Matthew Christopher Featured Speaker At The October 7th Wake Up With The Arts Breakfast

Matthew Christopher, a renowned photographer, author and lecturer, will be the featured speaker at this year’s “Wake Up With the Arts Breakfast” scheduled for Friday, October 7, beginning at  9 AM, in the Platform Lounge at the Radisson Lackawanna Station and Hotel at 700 Lackawanna Avenue, Scranton.

The eighth annual event, sponsored by the Lackawanna County Arts & Culture Department, brings national speakers on community arts topics to our area.   Registration begins at 8:30 AM with the program running until 11 AM.

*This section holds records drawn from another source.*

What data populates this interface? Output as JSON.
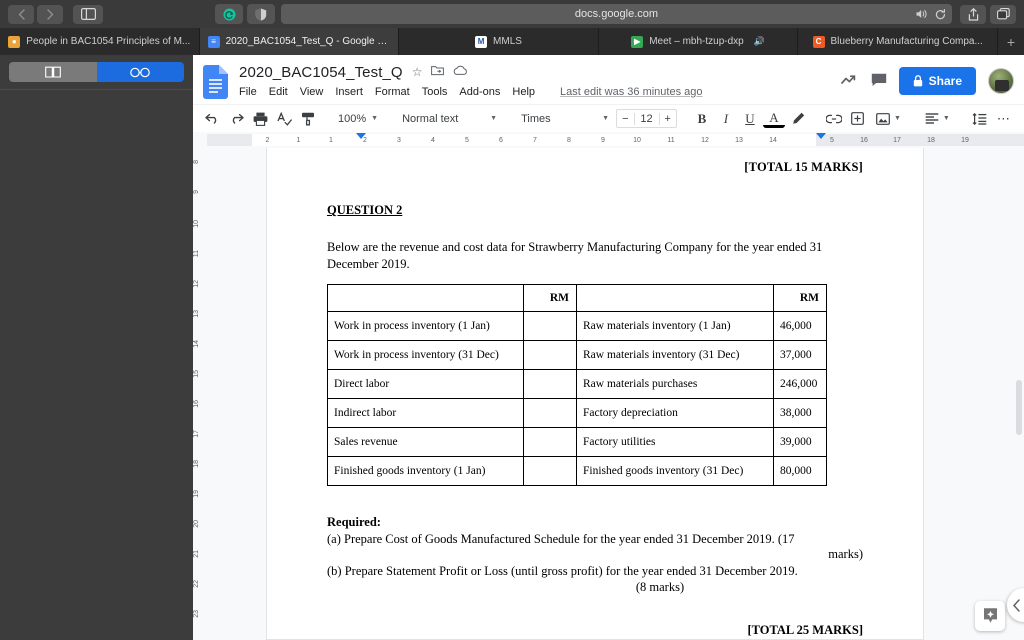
{
  "browser": {
    "back_icon": "chevron-left-icon",
    "forward_icon": "chevron-right-icon",
    "sidebar_icon": "sidebar-toggle-icon",
    "extension_icon": "grammarly-extension-icon",
    "shield_icon": "privacy-shield-icon",
    "url": "docs.google.com",
    "mute_icon": "speaker-icon",
    "reload_icon": "reload-icon",
    "share_icon": "share-upload-icon",
    "tabs_icon": "tab-overview-icon",
    "newtab_label": "+",
    "tabs": [
      {
        "label": "People in BAC1054 Principles of M...",
        "favicon": "people-icon",
        "favicon_color": "#e8a33d",
        "active": false,
        "audio": ""
      },
      {
        "label": "2020_BAC1054_Test_Q - Google D...",
        "favicon": "google-docs-icon",
        "favicon_color": "#4285f4",
        "active": true,
        "audio": ""
      },
      {
        "label": "MMLS",
        "favicon": "mmls-icon",
        "favicon_color": "#ffffff",
        "active": false,
        "audio": ""
      },
      {
        "label": "Meet – mbh-tzup-dxp",
        "favicon": "google-meet-icon",
        "favicon_color": "#34a853",
        "active": false,
        "audio": "speaker-icon"
      },
      {
        "label": "Blueberry Manufacturing Compa...",
        "favicon": "chegg-icon",
        "favicon_color": "#ee5a24",
        "active": false,
        "audio": ""
      }
    ]
  },
  "sidebar": {
    "segments": [
      {
        "icon": "bookmarks-book-icon",
        "selected": false
      },
      {
        "icon": "reading-list-glasses-icon",
        "selected": true
      }
    ],
    "accent": "#1c6ce0"
  },
  "docs": {
    "logo_icon": "google-docs-logo",
    "title": "2020_BAC1054_Test_Q",
    "title_icons": [
      {
        "name": "star-icon",
        "glyph": "☆"
      },
      {
        "name": "move-to-folder-icon",
        "glyph": "⇲"
      },
      {
        "name": "cloud-saved-icon",
        "glyph": "☁"
      }
    ],
    "menu": [
      "File",
      "Edit",
      "View",
      "Insert",
      "Format",
      "Tools",
      "Add-ons",
      "Help"
    ],
    "last_edit": "Last edit was 36 minutes ago",
    "activity_icon": "activity-trend-icon",
    "comments_icon": "comment-icon",
    "share_label": "Share",
    "share_lock_icon": "lock-icon",
    "share_color": "#1a73e8",
    "avatar_icon": "user-avatar",
    "toolbar": {
      "undo_icon": "undo-icon",
      "redo_icon": "redo-icon",
      "print_icon": "print-icon",
      "spellcheck_icon": "spellcheck-icon",
      "paint_format_icon": "paint-format-icon",
      "zoom_value": "100%",
      "style_value": "Normal text",
      "font_value": "Times",
      "font_size_decrease": "−",
      "font_size_value": "12",
      "font_size_increase": "+",
      "bold_label": "B",
      "italic_label": "I",
      "underline_label": "U",
      "text_color_label": "A",
      "highlight_icon": "highlight-pen-icon",
      "link_icon": "insert-link-icon",
      "comment_add_icon": "add-comment-icon",
      "image_icon": "insert-image-icon",
      "align_icon": "align-left-icon",
      "line_spacing_icon": "line-spacing-icon",
      "more_icon": "more-options-icon",
      "editing_mode_icon": "editing-pencil-icon",
      "collapse_icon": "collapse-toolbar-icon"
    },
    "outline_icon": "document-outline-icon",
    "explore_icon": "explore-icon",
    "side_panel_icon": "expand-side-panel-chevron",
    "horizontal_ruler": [
      "2",
      "1",
      "1",
      "2",
      "3",
      "4",
      "5",
      "6",
      "7",
      "8",
      "9",
      "10",
      "11",
      "12",
      "13",
      "14",
      "5",
      "16",
      "17",
      "18",
      "19"
    ],
    "vertical_ruler": [
      "8",
      "9",
      "10",
      "11",
      "12",
      "13",
      "14",
      "15",
      "16",
      "17",
      "18",
      "19",
      "20",
      "21",
      "22",
      "23"
    ]
  },
  "document": {
    "total_top": "[TOTAL 15 MARKS]",
    "question_heading": "QUESTION 2",
    "intro": "Below are the revenue and cost data for Strawberry Manufacturing Company for the year ended 31 December 2019.",
    "table": {
      "header": [
        "",
        "RM",
        "",
        "RM"
      ],
      "rows": [
        [
          "Work in process inventory (1 Jan)",
          "",
          "Raw materials inventory (1 Jan)",
          "46,000"
        ],
        [
          "Work in process inventory (31 Dec)",
          "",
          "Raw materials inventory (31 Dec)",
          "37,000"
        ],
        [
          "Direct labor",
          "",
          "Raw materials purchases",
          "246,000"
        ],
        [
          "Indirect labor",
          "",
          "Factory depreciation",
          "38,000"
        ],
        [
          "Sales revenue",
          "",
          "Factory utilities",
          "39,000"
        ],
        [
          "Finished goods inventory (1 Jan)",
          "",
          "Finished goods inventory (31 Dec)",
          "80,000"
        ]
      ]
    },
    "required_heading": "Required:",
    "required_a": "(a) Prepare Cost of Goods Manufactured Schedule for the year ended 31 December 2019.  (17",
    "required_a_marks": "marks)",
    "required_b": "(b) Prepare Statement Profit or Loss (until gross profit) for the year ended 31 December 2019.",
    "required_b_marks": "(8 marks)",
    "total_bottom": "[TOTAL 25 MARKS]"
  }
}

The breakfast serves as a creative networking event that focuses on educating, motivating and inspiring the public to use the arts, area artists, and art organizations, businesses and agencies to enhance the quality of life in the communities that comprise Lackawanna County.  It also showcases the artistic talent in Northeastern Pennsylvania.

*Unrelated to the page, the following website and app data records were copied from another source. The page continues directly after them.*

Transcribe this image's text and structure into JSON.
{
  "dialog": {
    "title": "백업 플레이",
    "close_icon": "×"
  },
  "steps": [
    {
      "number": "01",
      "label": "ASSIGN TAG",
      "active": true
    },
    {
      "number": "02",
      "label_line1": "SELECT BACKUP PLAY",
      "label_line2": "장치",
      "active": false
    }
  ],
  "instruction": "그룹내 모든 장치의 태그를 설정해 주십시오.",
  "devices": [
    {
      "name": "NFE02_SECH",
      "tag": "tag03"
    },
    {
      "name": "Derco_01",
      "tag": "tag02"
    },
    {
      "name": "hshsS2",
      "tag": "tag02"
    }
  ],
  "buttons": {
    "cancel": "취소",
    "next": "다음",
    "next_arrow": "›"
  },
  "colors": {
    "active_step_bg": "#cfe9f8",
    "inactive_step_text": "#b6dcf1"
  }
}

The tables at the event will be decorated by local artists and organizations.

The program will open with a short performance by Catholic Choral Society, one of the art groups supported on a yearly basis through the Arts and Culture’s program stream funding.

Mr. Christopher will be speaking on the topics explored in his latest book that was released on September 15, Abandoned America: Dismantling the Dream.  His talk will explore why spaces become abandoned in communities and what are the consequences and alternatives.  Some of the places that he has explored through his photographs include Schenely High School in Pittsburgh, once the most expensive high school in the U.S.; a state hospital in Taunton, Massachusetts; and the SS United States, a derelict ocean liner moored in Philadelphia that was the fastest passenger ship ever built.

His work has garnered international attention and he is considered a leading expert on urban blight and is an authority on how to preserve American’s endangered architectural history. His extensive photography collected of derelict sites is featured on his website Abandoned America.

Mr. Christopher earned his MFA in Imaging Arts and Sciences from Rochester Institute of Technology in 2012.  His photography has been featured on NBC Nightly News, the L.A. Times, BBC, ABC News, NPR, Philadelphia Inquirer, The Huffington Post, The Washington Post and Discovery Channel magazine, among others.  He has lectured on the art of ruins, abandoned spaces, historic preservation and mental health across the United States. He also presents photography workshops and has conducted sold out programs at the historic Scranton Lace Works building.

The “Wake up with the Arts Breakfast” is free and open to the public.  Interested parties can register by emailing or calling 570.963.6590, ext. 106.


County & Scranton Area Community Foundation Explore Link Between Art & The Environment

A program designed to explore how art can help solve environmental issues that Northeastern Pennsylvania faces will be held on Thursday, August 18, from 9 AM – Noon at the Electric City Trolley Museum, 300 Cliff Street, Scranton.

This forum is being jointly presented by the Lackawanna County Arts & Culture Department and the Scranton Area Community Foundation.  This seminar is the third of four aimed at exploring the impact the arts have on various segments of our society and its operating environment.

This session, entitled Art for Social Change: Art and the Environment, was formulated to examine how art and cultural activities can help to not only educate the public on environmental issues but help solve them, create a better quality of life, and engender a sense of pride in our region and its natural resources.

“From public art to recycled materials being made into art work, through exploring environmental issues through theater and performance there is a wide range of creative ways that the arts can be utilized to tackle some of our most pressing community issues,” explained Maureen McGuigan, the County’s Deputy Director for Arts & Culture.

The Foundation and the Arts & Culture Department decided to organize roundtable discussions with the intent of bringing together government agencies and foundation leaders along with the business community, nonprofits, educators and civic leaders to foster an understanding of how cultural and creative expression has the means to create deep, lasting and measurable community-wide social change.  The goal of the series is to generate new ideas, bring about new actions, and inspire the participants to create visions for growth.

The roundtable discussions are by invitation only and are limited to the first 35 respondents. 

The last forum, which will focus on Transportation, is scheduled for October.

For more information, please contact Ms. McGuigan at 570.963.6590, ext. 102, or